DATASET RECORDS →
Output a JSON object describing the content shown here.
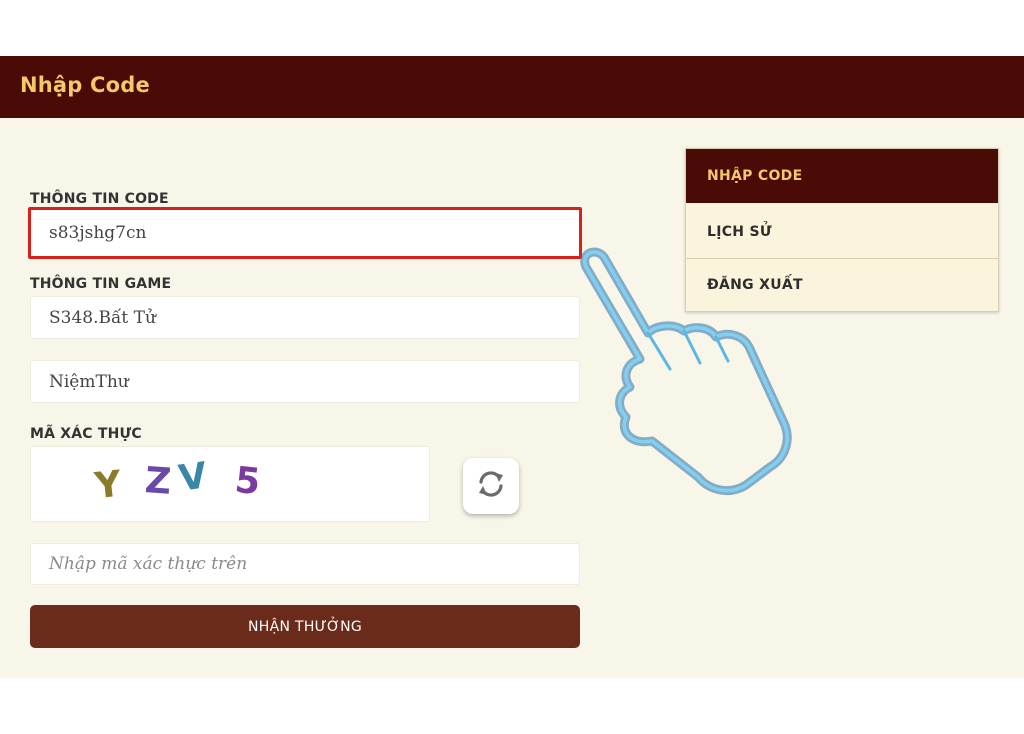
{
  "header": {
    "title": "Nhập Code"
  },
  "form": {
    "code_label": "THÔNG TIN CODE",
    "code_value": "s83jshg7cn",
    "game_label": "THÔNG TIN GAME",
    "server_value": "S348.Bất Tử",
    "character_value": "NiệmThư",
    "captcha_label": "MÃ XÁC THỰC",
    "captcha_chars": [
      "Y",
      "Z",
      "V",
      "5"
    ],
    "captcha_placeholder": "Nhập mã xác thực trên",
    "submit_label": "NHẬN THƯỞNG"
  },
  "menu": {
    "items": [
      {
        "label": "NHẬP CODE",
        "active": true
      },
      {
        "label": "LỊCH SỬ",
        "active": false
      },
      {
        "label": "ĐĂNG XUẤT",
        "active": false
      }
    ]
  },
  "icons": {
    "refresh": "refresh-icon",
    "pointer": "pointing-hand-icon"
  },
  "colors": {
    "header_bg": "#4a0a06",
    "header_text": "#f2c96b",
    "panel_bg": "#f7f6e8",
    "button_bg": "#6b2b1a",
    "highlight_border": "#d8201c",
    "menu_bg": "#fbf4dc",
    "hand_stroke": "#4aa3d8"
  }
}
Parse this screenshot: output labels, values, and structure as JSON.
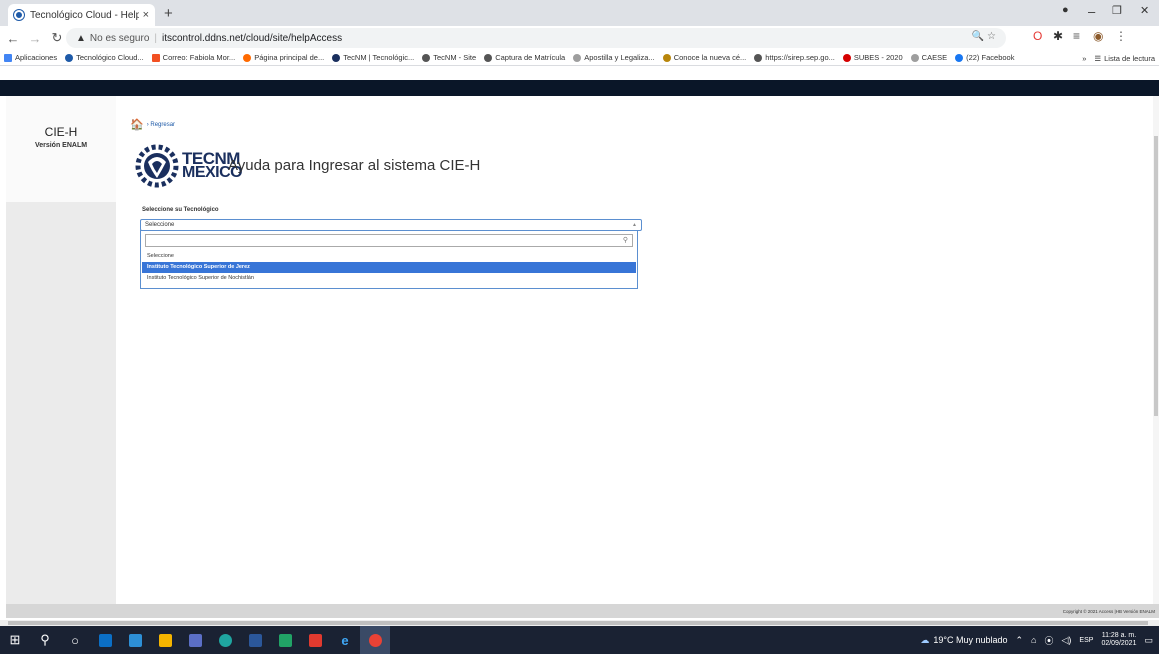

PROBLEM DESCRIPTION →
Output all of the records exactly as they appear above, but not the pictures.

EXPECTED OUTPUT →
Output a JSON object describing the content shown here.
{
  "header": {
    "title": "Nhập Code"
  },
  "form": {
    "code_label": "THÔNG TIN CODE",
    "code_value": "s83jshg7cn",
    "game_label": "THÔNG TIN GAME",
    "server_value": "S348.Bất Tử",
    "character_value": "NiệmThư",
    "captcha_label": "MÃ XÁC THỰC",
    "captcha_chars": [
      "Y",
      "Z",
      "V",
      "5"
    ],
    "captcha_placeholder": "Nhập mã xác thực trên",
    "submit_label": "NHẬN THƯỞNG"
  },
  "menu": {
    "items": [
      {
        "label": "NHẬP CODE",
        "active": true
      },
      {
        "label": "LỊCH SỬ",
        "active": false
      },
      {
        "label": "ĐĂNG XUẤT",
        "active": false
      }
    ]
  },
  "icons": {
    "refresh": "refresh-icon",
    "pointer": "pointing-hand-icon"
  },
  "colors": {
    "header_bg": "#4a0a06",
    "header_text": "#f2c96b",
    "panel_bg": "#f7f6e8",
    "button_bg": "#6b2b1a",
    "highlight_border": "#d8201c",
    "menu_bg": "#fbf4dc",
    "hand_stroke": "#4aa3d8"
  }
}
Parse this screenshot: output labels, values, and structure as JSON.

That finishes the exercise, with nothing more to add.